To control the environment in which the sculpture is stored and displayed while providing an optimal viewing experience.
Construction of a low-oxygen, low-humidity case made with UltraVue® Laminated Glass.
Sealed display enclosure
The 5-sided 8.8mm UltraVue Laminated Glass vitrine, rather than acrylic, was necessary to offer optimal protection while minimizing the rate of air exchange.
Cuts light reflections down to 1% compared to 8% with standard glass, allowing viewers to see the sculpture without distracting reflections.
Safety & Security
If glass breaks, shards remain in place to safeguard against injury and damage until the glass is replaced. This product is ideal for valuable works, high traffic areas, and public event spaces.
The Shakyamuni is a rare, surviving example of brass produced from the earliest actual smelting of zinc, achieved by Kashmiris approximately 1,000 years before Western Europe.

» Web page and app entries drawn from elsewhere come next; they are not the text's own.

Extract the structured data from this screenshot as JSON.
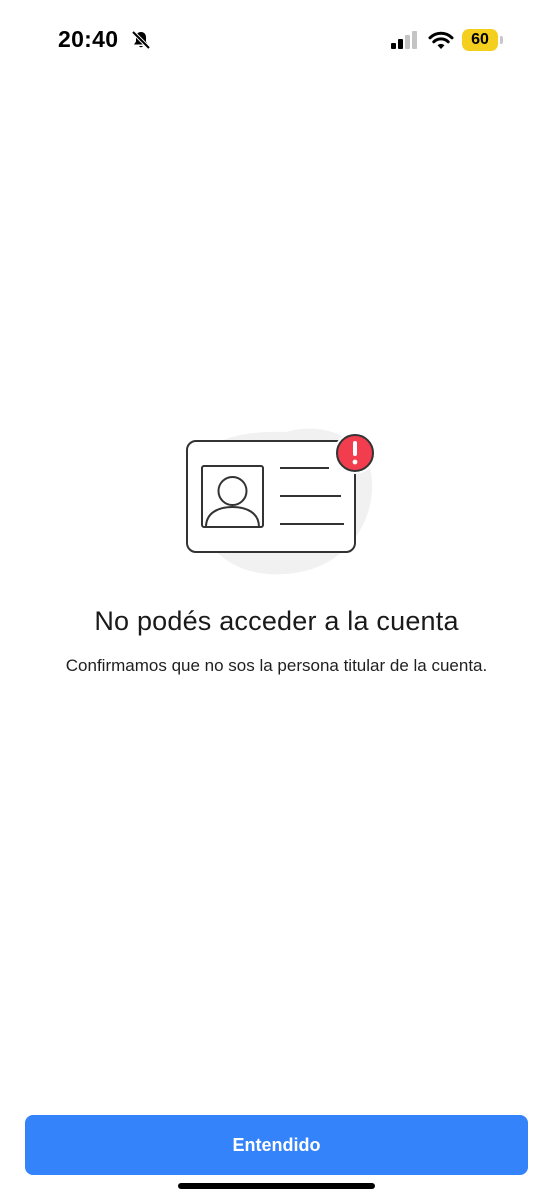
{
  "status_bar": {
    "time": "20:40",
    "battery_level": "60",
    "icons": [
      "bell-slash-icon",
      "signal-icon",
      "wifi-icon",
      "battery-icon"
    ],
    "battery_color": "#f5cf1d"
  },
  "illustration": {
    "icons": [
      "id-card-icon",
      "person-silhouette-icon",
      "alert-badge-icon"
    ],
    "alert_color": "#f23d4f"
  },
  "content": {
    "title": "No podés acceder a la cuenta",
    "message": "Confirmamos que no sos la persona titular de la cuenta."
  },
  "actions": {
    "primary_label": "Entendido",
    "primary_color": "#3483fa"
  }
}
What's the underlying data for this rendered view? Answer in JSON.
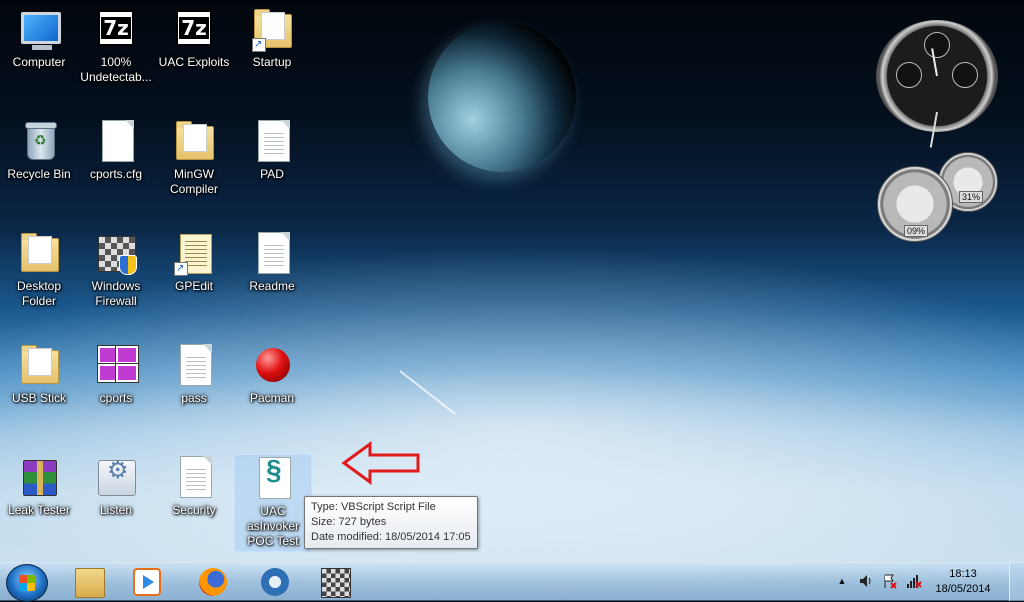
{
  "desktop": {
    "icons": [
      {
        "label": "Computer"
      },
      {
        "label": "100% Undetectab..."
      },
      {
        "label": "UAC Exploits"
      },
      {
        "label": "Startup"
      },
      {
        "label": "Recycle Bin"
      },
      {
        "label": "cports.cfg"
      },
      {
        "label": "MinGW Compiler"
      },
      {
        "label": "PAD"
      },
      {
        "label": "Desktop Folder"
      },
      {
        "label": "Windows Firewall"
      },
      {
        "label": "GPEdit"
      },
      {
        "label": "Readme"
      },
      {
        "label": "USB Stick"
      },
      {
        "label": "cports"
      },
      {
        "label": "pass"
      },
      {
        "label": "Pacman"
      },
      {
        "label": "Leak Tester"
      },
      {
        "label": "Listen"
      },
      {
        "label": "Security"
      },
      {
        "label": "UAC asInvoker POC Test"
      }
    ]
  },
  "tooltip": {
    "type": "Type: VBScript Script File",
    "size": "Size: 727 bytes",
    "modified": "Date modified: 18/05/2014 17:05"
  },
  "gadgets": {
    "cpu_percent": "09%",
    "ram_percent": "31%"
  },
  "taskbar": {
    "pinned": [
      "windows-explorer-icon",
      "media-player-icon",
      "firefox-icon",
      "thunderbird-icon",
      "windows-firewall-icon"
    ],
    "tray_caret": "▲",
    "clock_time": "18:13",
    "clock_date": "18/05/2014"
  },
  "colors": {
    "arrow": "#e01b1b",
    "tooltip_border": "#767676"
  }
}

Cast in the late 8th to early 9th century in Kashmir, Buddha Shakyamuni is seated in the dharmachakra mudra, a gesture that signifies the sharing of spiritual teachings. The sculpture is one of only a few examples known in Western collections. It is featured in the inaugural exhibition Boundless: Stories of Asian Art – a thematic, rather than geographic or chronological exploration of art from the Asian continent – celebrating the historic renovation of the museum’s 1933 Art Deco building located in Seattle’s Olmsted-designed Volunteer Park.